Custom Search

Popular Posts

Sunday, November 24, 2013


Matrix Organisation

The principles of organisation apply whether you are designing the entire organisation or a department within it. The three most basic functions necessary for any business organisation are finance, production and marketing. Each of these functions is organised separately. Thus, within the organisation structure of the firm you would have distinct organisations for each function.

Broadly speaking, marketing is concerned with all aspects of the product, pricing, promotion and distribution. All sub-functions or activities relating to these four basic dimensions are included in the marketing function. You have to account for these various activities when designing the marketing organisation.

The structure of a marketing organisation can be studied at different levels, such as overall firm level or divisional level or market level.

There are many ways of organising the marketing department. We shall discuss in detail the four basic methods:

D. Matrix Organisation 

Methods other than these four are either their derivatives or combinations.  


We have learned companies which market different products to the same market or the same product to different markets. In the first case, organising around the product management concept provides an effective solution. In-the second case, the marketing organisation can effectively be organised around each market. But what if a company has a number of products and a number of markets to which these products are sold? A company such as Godrej has a product range which includes steel office furniture, refrigerators, almirahs, soaps and detergents, and each of these products caters to a different market. Similarly, Food Specialities Limited has a wide range of products including infant milk powder, instant coffee, ketchup, noodles each of which fulfils a different market need. How should the marketing department be organised to effectively take care of the different characteristics of the product as well as the market? The manager has to formulate and implement strategies suitable for each individual market and also keep in mind the different characteristics of each product. For managing so many products and so many markets, the manager has to cope with an immense amount of information. The sheer quantity of information and the range of its diversity usually makes it impossible for a single person to manage. Further, each product may be so different from the others that each product needs a separate manager. Similarly, the unique buyer and the characteristics of a market merit the full attention of an individual. Thus, a multi-product and multi-market firm needs both product and market managers. But how should the product managers and market managers be integrated to form a workable organisation structure.  
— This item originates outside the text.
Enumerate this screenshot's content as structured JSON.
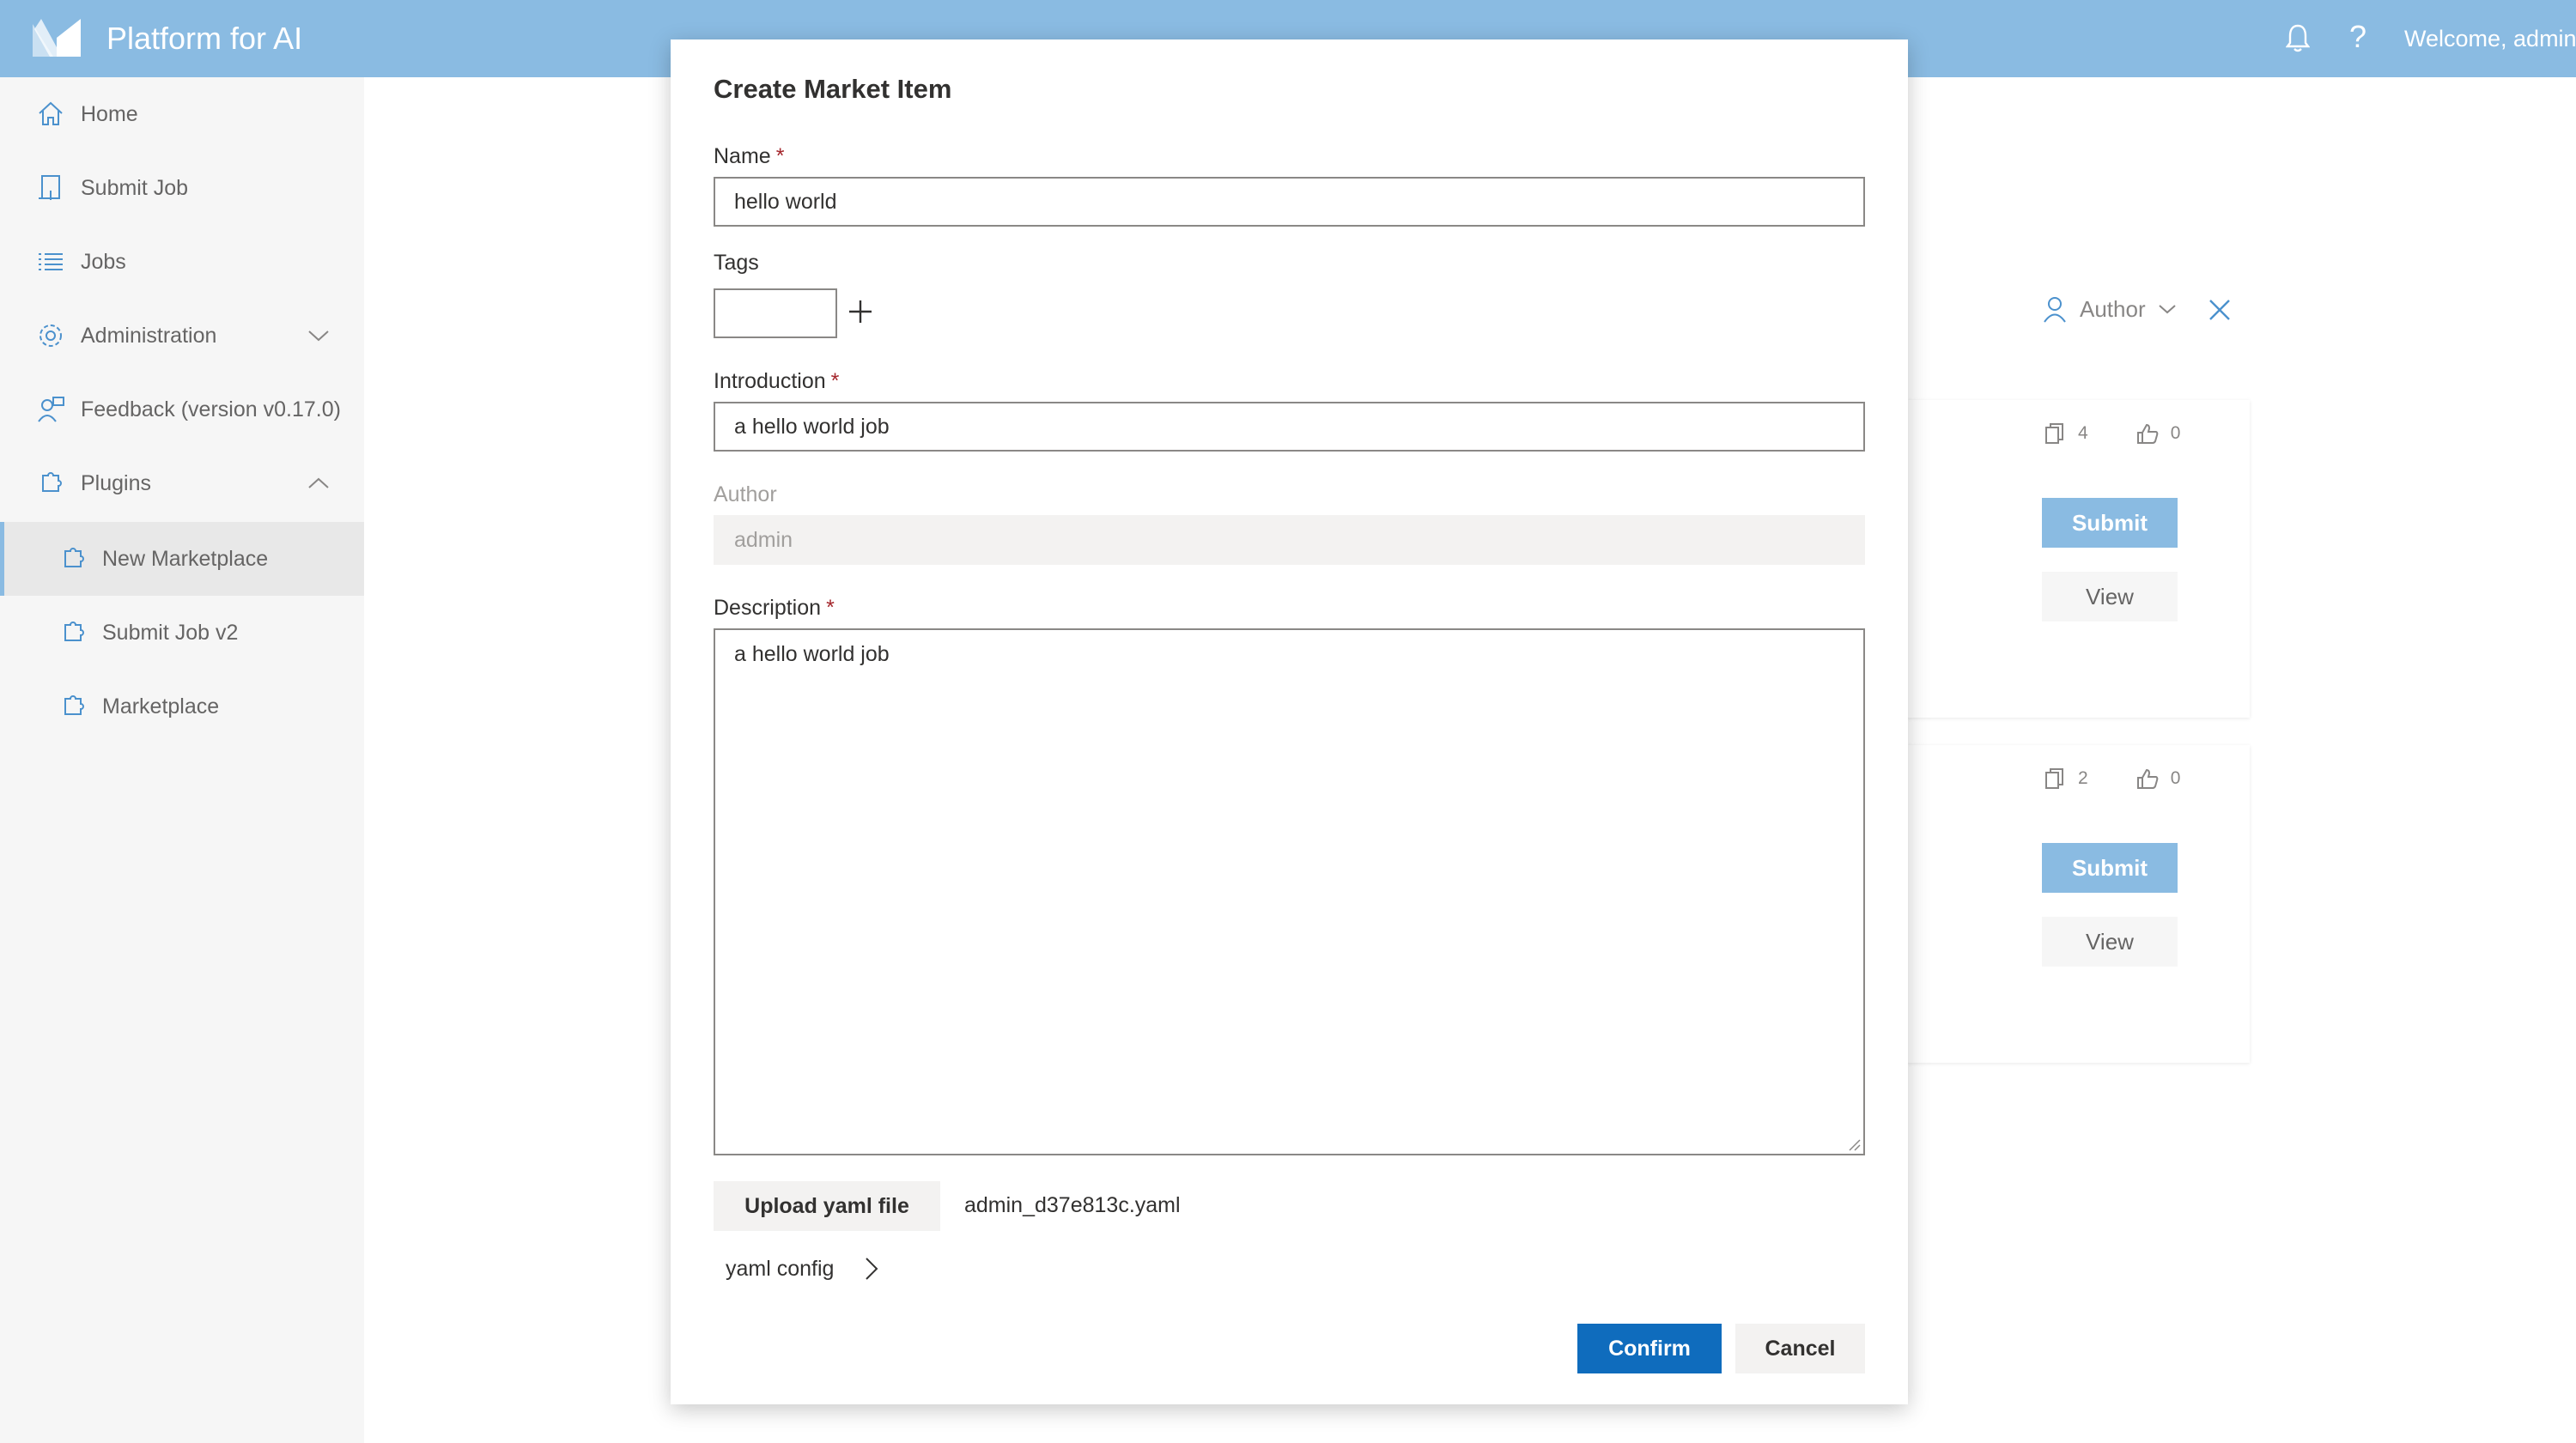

The solution lies in a matrix organisation where tasks may be differentiated on the basis of functions and products; functions and markets; or functions, products and markets; and integrated by means of co-ordinating functions (such as finance, R & D, information system etc.). In the functional, product and market-centred organisation discussed earlier, each manager has only one point of focus; function, or product or market. However, in the matrix organisation the points of focus are more than one. These focal points may be either functions and products; or functions and markets; or functions, markets and products. As is Obvious from these figures, the matrix may have two or more bases for differentiating the functions.
The origin of the formal matrix organisation can be traced to the aerospace industry in USA, The different manufacturers in the aerospace industry were organised functionally; but the US Government wanted each project to have specialised attention and imposed a project management type of organisation on the industry. The horizontal project groups were superimposed over the vertical functional organisations and the result was a matrix organisation. But informally, the matrix organisation has been in existence much before its introduction in USA. In an advertising agency, each client is assigned to a specific accounts executive who is responsible for understanding the client's objectives and needs and getting them translated into advertising campaigns. For translating client objectives into specific advertisements or campaigns, the accounts executive draws on the agency's functional specialists: artists, copywriter, photographers, visualisers, etc. Thus on the one side you have the functional specialists while on the other you have the accounts executive who can be thought of as a market manager (each client represents a separate market) and only a few clients are assigned to each accounts executive.
The distinguishing characteristics of a matrix organisation are:
-      members are allotted to two, or three groups with each group having its own boss,
-      the groups are work-related, though each on a different base (e.g., functional, product or market related),
-      the groups are formally arranged rather than evolving informally or on an ad-hoc basis,
-      information management is central to the concept and management of matrix organisation.  

Thus the matrix organisation is a blend of grouping by functions and/or markets and/or products, with the objective of retaining the advantages of specialisation and gaining the advantage of a sharper focus on a task or project. The specific advantages and disadvantages associated with the matrix organisation are described in Tables 1 and 2.  

Table 1: Advantages of a Matrix Organisation

1. Permits task/project focus without losing benefits of specialisation.
2. Provides for increased information-processing capability, catering to information needs of each group.
3. Permits greater decentralisation of decision-making since there are specialists in each area equipped with the necessary knowledge.
4. Provides a flexible structure, capable of adapting to new situations while retaining the basic framework of the structure.
5. Provides a means of coping with increased information processing needs and co-ordinating when the tasks are highly uncertain, complex and inter dependent.  

Table 2: Disadvantages of a Matrix Organisation

1. Tendency to conflict exists because the different groups are organised on different bases and each group may try to superimpose its own group objectives rather than the organisational objectives.
2. There is ambiguity in roles because each person reports to two bosses and this undermine the effectiveness of organisation.
3. Proves costly because of larger volume of information processing and the additional need of coordinating and supporting roles.
4. May be prone to power struggles and politics as each group tries to dominate.
5. Problems of designing a suitable information system, which now needs to cater to different requirements.


Blog Widget by LinkWithin